**Exercise**:
Below are records to be repeated in full. Give them exactly.

**Records for the exercise**:
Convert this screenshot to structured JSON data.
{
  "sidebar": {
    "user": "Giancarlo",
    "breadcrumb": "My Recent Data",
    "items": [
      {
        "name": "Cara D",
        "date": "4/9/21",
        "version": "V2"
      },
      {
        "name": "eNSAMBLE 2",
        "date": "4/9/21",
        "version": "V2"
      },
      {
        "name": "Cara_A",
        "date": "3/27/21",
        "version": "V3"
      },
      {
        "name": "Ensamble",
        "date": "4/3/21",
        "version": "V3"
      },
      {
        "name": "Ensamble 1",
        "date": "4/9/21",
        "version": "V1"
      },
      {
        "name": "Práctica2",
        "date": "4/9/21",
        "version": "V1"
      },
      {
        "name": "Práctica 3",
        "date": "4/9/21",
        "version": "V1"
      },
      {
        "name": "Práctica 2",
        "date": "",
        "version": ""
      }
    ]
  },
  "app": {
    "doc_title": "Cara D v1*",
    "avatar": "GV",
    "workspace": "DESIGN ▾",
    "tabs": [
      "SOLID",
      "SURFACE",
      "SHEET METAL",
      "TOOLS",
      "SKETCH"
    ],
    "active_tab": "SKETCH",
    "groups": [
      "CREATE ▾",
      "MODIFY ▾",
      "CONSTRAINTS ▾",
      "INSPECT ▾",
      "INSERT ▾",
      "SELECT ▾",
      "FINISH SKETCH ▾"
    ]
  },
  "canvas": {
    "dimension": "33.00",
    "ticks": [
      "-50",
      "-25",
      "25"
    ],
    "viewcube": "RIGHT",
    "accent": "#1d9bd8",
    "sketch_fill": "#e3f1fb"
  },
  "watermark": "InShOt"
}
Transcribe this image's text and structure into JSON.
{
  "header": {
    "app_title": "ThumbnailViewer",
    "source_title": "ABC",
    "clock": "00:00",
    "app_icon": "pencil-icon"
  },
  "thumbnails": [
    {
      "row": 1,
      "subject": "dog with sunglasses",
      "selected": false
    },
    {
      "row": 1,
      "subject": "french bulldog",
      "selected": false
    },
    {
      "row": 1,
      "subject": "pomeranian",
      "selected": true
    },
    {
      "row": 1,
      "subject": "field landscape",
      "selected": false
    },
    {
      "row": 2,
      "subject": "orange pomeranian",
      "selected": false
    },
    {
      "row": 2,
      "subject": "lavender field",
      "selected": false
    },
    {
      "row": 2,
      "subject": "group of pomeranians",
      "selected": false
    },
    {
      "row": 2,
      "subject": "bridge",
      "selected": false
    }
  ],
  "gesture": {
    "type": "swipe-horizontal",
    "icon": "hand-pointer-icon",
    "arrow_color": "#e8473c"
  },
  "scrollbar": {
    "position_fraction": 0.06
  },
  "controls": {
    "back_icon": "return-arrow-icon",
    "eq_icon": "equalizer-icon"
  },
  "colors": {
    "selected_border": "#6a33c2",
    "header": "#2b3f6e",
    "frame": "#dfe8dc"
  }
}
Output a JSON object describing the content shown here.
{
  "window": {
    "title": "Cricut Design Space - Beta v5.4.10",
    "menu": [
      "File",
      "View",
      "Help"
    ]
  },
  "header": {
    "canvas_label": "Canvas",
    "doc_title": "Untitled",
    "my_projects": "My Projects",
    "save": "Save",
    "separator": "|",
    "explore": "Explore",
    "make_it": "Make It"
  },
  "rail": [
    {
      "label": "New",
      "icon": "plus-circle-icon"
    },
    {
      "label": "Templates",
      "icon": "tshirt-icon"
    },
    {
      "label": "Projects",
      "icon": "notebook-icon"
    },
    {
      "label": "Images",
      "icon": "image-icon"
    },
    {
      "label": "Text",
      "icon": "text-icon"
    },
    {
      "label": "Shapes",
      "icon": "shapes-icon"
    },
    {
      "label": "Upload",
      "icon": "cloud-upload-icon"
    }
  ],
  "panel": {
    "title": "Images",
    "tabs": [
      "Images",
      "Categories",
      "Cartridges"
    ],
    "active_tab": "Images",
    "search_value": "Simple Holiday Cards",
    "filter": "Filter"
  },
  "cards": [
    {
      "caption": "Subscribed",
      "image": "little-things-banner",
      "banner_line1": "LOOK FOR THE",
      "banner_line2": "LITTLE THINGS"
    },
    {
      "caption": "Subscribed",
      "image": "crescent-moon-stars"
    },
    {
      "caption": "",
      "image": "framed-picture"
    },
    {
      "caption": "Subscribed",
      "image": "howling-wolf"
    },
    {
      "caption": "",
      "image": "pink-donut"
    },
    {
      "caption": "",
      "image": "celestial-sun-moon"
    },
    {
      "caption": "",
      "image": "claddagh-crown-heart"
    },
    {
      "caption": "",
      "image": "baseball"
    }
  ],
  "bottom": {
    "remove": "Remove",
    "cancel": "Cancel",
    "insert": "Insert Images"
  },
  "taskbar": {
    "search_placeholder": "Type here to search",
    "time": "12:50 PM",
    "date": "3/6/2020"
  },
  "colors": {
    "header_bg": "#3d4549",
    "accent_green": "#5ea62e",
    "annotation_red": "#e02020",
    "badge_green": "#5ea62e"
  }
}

**Answer to this task**:
Convert this screenshot to structured JSON data.
{
  "sidebar": {
    "user": "Giancarlo",
    "breadcrumb": "My Recent Data",
    "items": [
      {
        "name": "Cara D",
        "date": "4/9/21",
        "version": "V2"
      },
      {
        "name": "eNSAMBLE 2",
        "date": "4/9/21",
        "version": "V2"
      },
      {
        "name": "Cara_A",
        "date": "3/27/21",
        "version": "V3"
      },
      {
        "name": "Ensamble",
        "date": "4/3/21",
        "version": "V3"
      },
      {
        "name": "Ensamble 1",
        "date": "4/9/21",
        "version": "V1"
      },
      {
        "name": "Práctica2",
        "date": "4/9/21",
        "version": "V1"
      },
      {
        "name": "Práctica 3",
        "date": "4/9/21",
        "version": "V1"
      },
      {
        "name": "Práctica 2",
        "date": "",
        "version": ""
      }
    ]
  },
  "app": {
    "doc_title": "Cara D v1*",
    "avatar": "GV",
    "workspace": "DESIGN ▾",
    "tabs": [
      "SOLID",
      "SURFACE",
      "SHEET METAL",
      "TOOLS",
      "SKETCH"
    ],
    "active_tab": "SKETCH",
    "groups": [
      "CREATE ▾",
      "MODIFY ▾",
      "CONSTRAINTS ▾",
      "INSPECT ▾",
      "INSERT ▾",
      "SELECT ▾",
      "FINISH SKETCH ▾"
    ]
  },
  "canvas": {
    "dimension": "33.00",
    "ticks": [
      "-50",
      "-25",
      "25"
    ],
    "viewcube": "RIGHT",
    "accent": "#1d9bd8",
    "sketch_fill": "#e3f1fb"
  },
  "watermark": "InShOt"
}
Transcribe this image's text and structure into JSON.
{
  "header": {
    "app_title": "ThumbnailViewer",
    "source_title": "ABC",
    "clock": "00:00",
    "app_icon": "pencil-icon"
  },
  "thumbnails": [
    {
      "row": 1,
      "subject": "dog with sunglasses",
      "selected": false
    },
    {
      "row": 1,
      "subject": "french bulldog",
      "selected": false
    },
    {
      "row": 1,
      "subject": "pomeranian",
      "selected": true
    },
    {
      "row": 1,
      "subject": "field landscape",
      "selected": false
    },
    {
      "row": 2,
      "subject": "orange pomeranian",
      "selected": false
    },
    {
      "row": 2,
      "subject": "lavender field",
      "selected": false
    },
    {
      "row": 2,
      "subject": "group of pomeranians",
      "selected": false
    },
    {
      "row": 2,
      "subject": "bridge",
      "selected": false
    }
  ],
  "gesture": {
    "type": "swipe-horizontal",
    "icon": "hand-pointer-icon",
    "arrow_color": "#e8473c"
  },
  "scrollbar": {
    "position_fraction": 0.06
  },
  "controls": {
    "back_icon": "return-arrow-icon",
    "eq_icon": "equalizer-icon"
  },
  "colors": {
    "selected_border": "#6a33c2",
    "header": "#2b3f6e",
    "frame": "#dfe8dc"
  }
}
Output a JSON object describing the content shown here.
{
  "window": {
    "title": "Cricut Design Space - Beta v5.4.10",
    "menu": [
      "File",
      "View",
      "Help"
    ]
  },
  "header": {
    "canvas_label": "Canvas",
    "doc_title": "Untitled",
    "my_projects": "My Projects",
    "save": "Save",
    "separator": "|",
    "explore": "Explore",
    "make_it": "Make It"
  },
  "rail": [
    {
      "label": "New",
      "icon": "plus-circle-icon"
    },
    {
      "label": "Templates",
      "icon": "tshirt-icon"
    },
    {
      "label": "Projects",
      "icon": "notebook-icon"
    },
    {
      "label": "Images",
      "icon": "image-icon"
    },
    {
      "label": "Text",
      "icon": "text-icon"
    },
    {
      "label": "Shapes",
      "icon": "shapes-icon"
    },
    {
      "label": "Upload",
      "icon": "cloud-upload-icon"
    }
  ],
  "panel": {
    "title": "Images",
    "tabs": [
      "Images",
      "Categories",
      "Cartridges"
    ],
    "active_tab": "Images",
    "search_value": "Simple Holiday Cards",
    "filter": "Filter"
  },
  "cards": [
    {
      "caption": "Subscribed",
      "image": "little-things-banner",
      "banner_line1": "LOOK FOR THE",
      "banner_line2": "LITTLE THINGS"
    },
    {
      "caption": "Subscribed",
      "image": "crescent-moon-stars"
    },
    {
      "caption": "",
      "image": "framed-picture"
    },
    {
      "caption": "Subscribed",
      "image": "howling-wolf"
    },
    {
      "caption": "",
      "image": "pink-donut"
    },
    {
      "caption": "",
      "image": "celestial-sun-moon"
    },
    {
      "caption": "",
      "image": "claddagh-crown-heart"
    },
    {
      "caption": "",
      "image": "baseball"
    }
  ],
  "bottom": {
    "remove": "Remove",
    "cancel": "Cancel",
    "insert": "Insert Images"
  },
  "taskbar": {
    "search_placeholder": "Type here to search",
    "time": "12:50 PM",
    "date": "3/6/2020"
  },
  "colors": {
    "header_bg": "#3d4549",
    "accent_green": "#5ea62e",
    "annotation_red": "#e02020",
    "badge_green": "#5ea62e"
  }
}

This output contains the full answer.